Never considered is that at 34 Officer Ben Fields is the last of the consistently spanked generations creating the same respect for authority, the same nearly pathological drive to treat others as badly, as cruelly, as arbitrarily as they were treated, feeling it their right and rite of passage as an adult. That being raised the way he doubtlessly was, the way we increasingly think kids should be raised, spanking to instill respect, authority above all else, a way returning with a vengeance to combat the out of control nature of everything, reinforcing comply, comply, comply created the same exaggerated response to any challenge, real or perceived, to his authority as an adult, exaggerated response to any disrespect, real or perceived, to him as a person. Realities exacerbated by giving these people any major or minor leadership role, any title, any semblance of authority they will then exploit; the saying goes absolute power corrupts absolutely. Too many people think their meager power is absolute, gives them the right to steamroll over people’s civil rights, constitutional rights, human rights and their basic autonomy as sentient beings. Look again at the Iowa bus driver video; he clearly seems to have stopped the bus and stomped back to the back of the bus because of something the kid said to him. Yes something was thrown at him as he made his way down the aisle but A it was thrown after the driver decided to stop the bus to handle the problem and B it was no more dangerous than an empty soda bottle and missed the driver completely; once standing over the student’s seat he says get up here twice, smacks him in the head, hauls him to a standing position by his jacket, says you don’t say that to me, shoves him to the ground.  Instead of writing him a bus ticket and continuing on his route, if the behavior was that bad, and there is no indication it was, radio in to dispatch and have them send the police. And when a student repeatedly yells for him to stop, panic obvious in his voice, he points his finger, tells the student to shut up and sit down well after he is already sitting; oh how like Curtis Reeves who after shooting Chad Olson who would not stopped texting inside a movie theater then hit him with a paper, cardboard container of popcorn in the midst of their argument, when confronted by his wife and told what Olson was doing was no reason to shoot him, pointed his finger in her face and told her to shut the F up. People prone to mini psychotic breaks if ‘disrespected,’ ‘mouthed off to’ or are within earshot of cussing directed at them or not, done by a kid, a teen or someone simply younger than they are pointing to a clear exaggeration of importance; people who routinely can’t tell the difference between disrespect and sticking up for yourself. You have to wonder if gang bangers took a few pages out of the respect my authoritah handbook memorized by older people.  Remember Robert Bates, the guy who thought he was invincible because he knew the sheriff who eventually killed a man mistaking his gun and his taser; that sheriff indicted at the end of September for failure to do his duty in expediently turn over documents related to Bates regarding an internal investigation. The cop dealing with the teen shot 7 times couldn’t conceive he actually did have his high beams on; thankfully the cop who threatened to put a hole in a drivers head after he went the wrong way through a rotary during his first time in town was immediately put on leave.
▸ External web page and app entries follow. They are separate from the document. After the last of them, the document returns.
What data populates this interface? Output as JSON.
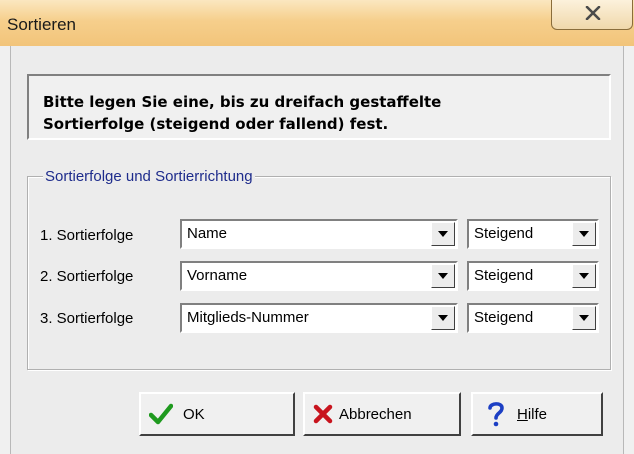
{
  "window": {
    "title": "Sortieren"
  },
  "info": {
    "line1": "Bitte legen Sie eine, bis zu dreifach gestaffelte",
    "line2": "Sortierfolge (steigend oder fallend) fest."
  },
  "group": {
    "legend": "Sortierfolge und Sortierrichtung",
    "rows": [
      {
        "label": "1. Sortierfolge",
        "field": "Name",
        "direction": "Steigend"
      },
      {
        "label": "2. Sortierfolge",
        "field": "Vorname",
        "direction": "Steigend"
      },
      {
        "label": "3. Sortierfolge",
        "field": "Mitglieds-Nummer",
        "direction": "Steigend"
      }
    ]
  },
  "buttons": {
    "ok": "OK",
    "cancel": "Abbrechen",
    "help_mnemonic": "H",
    "help_rest": "ilfe"
  },
  "icons": {
    "close": "close-icon",
    "ok": "checkmark-icon",
    "cancel": "red-x-icon",
    "help": "question-mark-icon",
    "dropdown": "chevron-down-icon"
  }
}
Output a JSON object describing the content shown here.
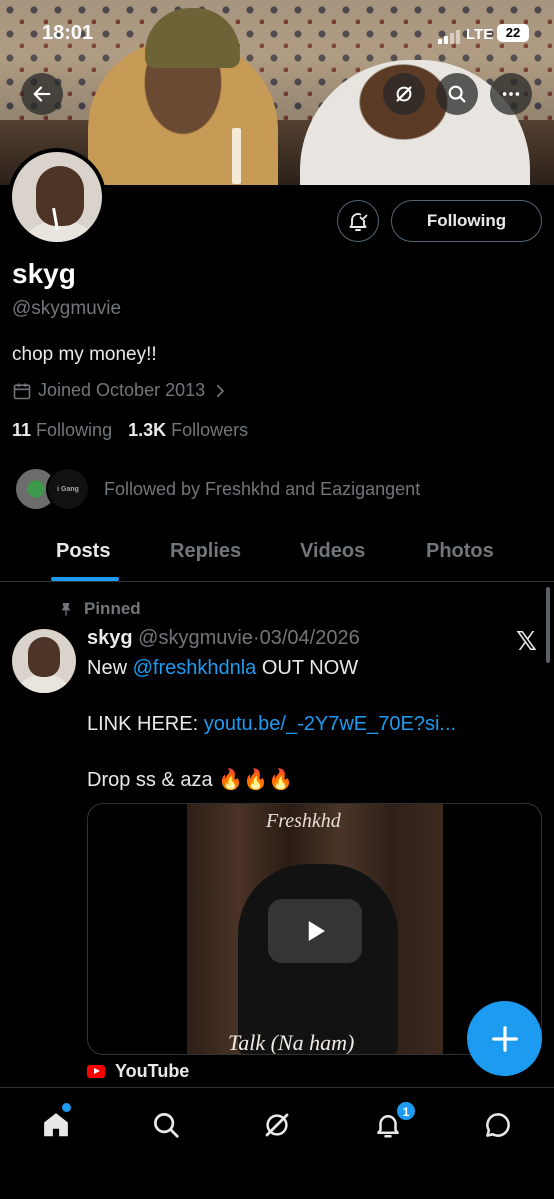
{
  "status_bar": {
    "time": "18:01",
    "network": "LTE",
    "battery": "22"
  },
  "profile": {
    "name": "skyg",
    "handle": "@skygmuvie",
    "bio": "chop my money!!",
    "joined": "Joined October 2013",
    "following_count": "11",
    "following_label": "Following",
    "followers_count": "1.3K",
    "followers_label": "Followers",
    "followed_by": "Followed by Freshkhd and Eazigangent",
    "follow_button": "Following"
  },
  "tabs": [
    {
      "label": "Posts",
      "active": true
    },
    {
      "label": "Replies",
      "active": false
    },
    {
      "label": "Videos",
      "active": false
    },
    {
      "label": "Photos",
      "active": false
    }
  ],
  "post": {
    "pinned_label": "Pinned",
    "author_name": "skyg",
    "author_handle": "@skygmuvie",
    "separator": "·",
    "date": "03/04/2026",
    "line1_prefix": "New ",
    "line1_mention": "@freshkhdnla",
    "line1_suffix": " OUT NOW",
    "line2_prefix": "LINK HERE: ",
    "line2_link": "youtu.be/_-2Y7wE_70E?si...",
    "line3": "Drop ss & aza 🔥🔥🔥",
    "media_title_top": "Freshkhd",
    "media_title_bottom": "Talk (Na ham)",
    "source": "YouTube"
  },
  "mini_avatar_text": "i Gang",
  "notifications_badge": "1",
  "icons": [
    "back-icon",
    "grok-icon",
    "search-icon",
    "more-icon",
    "bell-plus-icon",
    "calendar-icon",
    "chevron-right-icon",
    "pin-icon",
    "x-logo-icon",
    "play-icon",
    "youtube-icon",
    "plus-icon",
    "home-icon",
    "search-nav-icon",
    "grok-nav-icon",
    "notifications-icon",
    "messages-icon"
  ],
  "colors": {
    "accent": "#1d9bf0",
    "background": "#000000",
    "muted": "#71767b",
    "text": "#e7e9ea"
  }
}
Never considered is kids and teens are not prone to violence, disrespect of authority solely due to lackadaisical parenting, a me, me, me self-indulgent society promoting instant gratification and glorifying bad behavior, the government taking away parents’ rights to discipline their kids by spanking, schools that no longer house the treat either, but are simply watching the shenanigans of older people in their lives thinking when I’m an adult that’s how I’m allowed to behave, the older I get the more obnoxious I can be. Seeing larger authority figures do things like what deputy Fields did and get away with it, as they often have, only reinforces this almost subconscious message; proving we need to regulate our own behavior, regulate authority figure behavior to reasonable limits before we expect anything to change.